The Legal Innovation of the European Grouping of Territorial Cooperation and its Impact on Systems Competition
The European Grouping of Territorial Cooperation (EGTC) is a novel European legal form for cross-border, interregional and transnational cooperation. It was first implemented in 2006. It allows the cooperation of regional authorities, associations or other public bodies to form an own legal entity. To explain the mechanisms behind a legal innovation such as the EGTC, we apply insights from innovation economics, political sciences, and Law and Economics to the generation and diffusion of legal innovations.

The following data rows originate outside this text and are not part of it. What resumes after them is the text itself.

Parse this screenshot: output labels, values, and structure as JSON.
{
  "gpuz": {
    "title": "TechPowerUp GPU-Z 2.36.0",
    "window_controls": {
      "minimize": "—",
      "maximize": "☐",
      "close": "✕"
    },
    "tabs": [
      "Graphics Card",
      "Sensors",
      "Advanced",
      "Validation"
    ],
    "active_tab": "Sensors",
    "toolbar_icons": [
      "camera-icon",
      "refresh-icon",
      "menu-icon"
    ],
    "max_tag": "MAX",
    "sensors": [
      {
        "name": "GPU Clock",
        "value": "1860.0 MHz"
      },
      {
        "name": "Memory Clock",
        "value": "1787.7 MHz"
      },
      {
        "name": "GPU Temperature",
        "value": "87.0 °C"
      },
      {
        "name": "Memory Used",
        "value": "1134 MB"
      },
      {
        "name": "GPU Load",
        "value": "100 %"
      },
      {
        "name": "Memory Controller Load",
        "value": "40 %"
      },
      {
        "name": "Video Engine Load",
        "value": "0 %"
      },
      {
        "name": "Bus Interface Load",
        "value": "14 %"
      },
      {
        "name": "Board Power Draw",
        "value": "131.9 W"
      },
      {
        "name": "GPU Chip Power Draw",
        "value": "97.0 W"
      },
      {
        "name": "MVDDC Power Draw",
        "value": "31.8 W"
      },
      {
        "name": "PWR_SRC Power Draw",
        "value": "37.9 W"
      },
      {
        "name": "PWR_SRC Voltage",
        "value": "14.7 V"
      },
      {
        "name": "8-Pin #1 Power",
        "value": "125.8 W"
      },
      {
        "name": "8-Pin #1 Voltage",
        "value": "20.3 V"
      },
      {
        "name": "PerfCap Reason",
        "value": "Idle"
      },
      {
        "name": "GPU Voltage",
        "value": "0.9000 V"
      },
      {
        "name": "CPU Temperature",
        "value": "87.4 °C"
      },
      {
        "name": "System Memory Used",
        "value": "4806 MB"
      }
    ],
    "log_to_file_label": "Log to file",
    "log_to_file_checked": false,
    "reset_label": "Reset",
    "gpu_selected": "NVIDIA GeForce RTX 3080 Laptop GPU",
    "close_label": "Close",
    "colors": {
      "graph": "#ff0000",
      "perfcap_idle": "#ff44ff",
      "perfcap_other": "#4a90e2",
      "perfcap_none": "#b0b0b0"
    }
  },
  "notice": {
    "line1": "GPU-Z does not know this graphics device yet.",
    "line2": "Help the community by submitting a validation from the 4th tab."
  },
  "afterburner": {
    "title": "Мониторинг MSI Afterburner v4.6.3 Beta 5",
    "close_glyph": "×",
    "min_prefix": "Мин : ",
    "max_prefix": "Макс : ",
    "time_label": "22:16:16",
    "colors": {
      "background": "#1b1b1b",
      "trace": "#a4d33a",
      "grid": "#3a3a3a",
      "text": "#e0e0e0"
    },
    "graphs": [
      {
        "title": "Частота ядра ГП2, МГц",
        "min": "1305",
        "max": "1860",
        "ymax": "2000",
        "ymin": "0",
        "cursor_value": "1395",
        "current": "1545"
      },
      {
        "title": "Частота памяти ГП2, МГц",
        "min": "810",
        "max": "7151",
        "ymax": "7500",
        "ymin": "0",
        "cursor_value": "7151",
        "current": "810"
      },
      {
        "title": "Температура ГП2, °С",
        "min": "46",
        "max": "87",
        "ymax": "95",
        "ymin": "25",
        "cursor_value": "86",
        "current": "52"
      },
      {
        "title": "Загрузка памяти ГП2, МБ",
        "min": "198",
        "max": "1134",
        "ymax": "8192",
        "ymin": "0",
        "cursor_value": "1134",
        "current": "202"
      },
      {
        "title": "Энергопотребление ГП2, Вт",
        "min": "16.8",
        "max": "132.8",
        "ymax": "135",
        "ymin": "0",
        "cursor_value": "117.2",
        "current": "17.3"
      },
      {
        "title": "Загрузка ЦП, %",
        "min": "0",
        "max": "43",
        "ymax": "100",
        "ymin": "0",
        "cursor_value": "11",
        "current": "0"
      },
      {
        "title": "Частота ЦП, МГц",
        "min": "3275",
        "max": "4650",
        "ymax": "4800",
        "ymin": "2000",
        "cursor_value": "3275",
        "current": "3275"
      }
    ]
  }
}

The EGTC has been generated by the EU actors in a top-down process of statutory legal innovation. Although it is a rather new legal form, with a database still too narrow to perform quantitative tests, our analysis shows that both internal determinants and regional diffusion models are useful in explaining the adoption of the EGTC. Since the EGTC changes the opportunities for cooperation within systems competition, it may act as a driver of further legal evolution, bringing about bottom-up legal innovation. By applying the four notions of systems competition, we find that the EGTC as a legal innovation may improve both yardstick and locational competition. So far however, there is no clear evidence that it also impacts regulatory competition in its narrow sense or competition among different legal arrangements.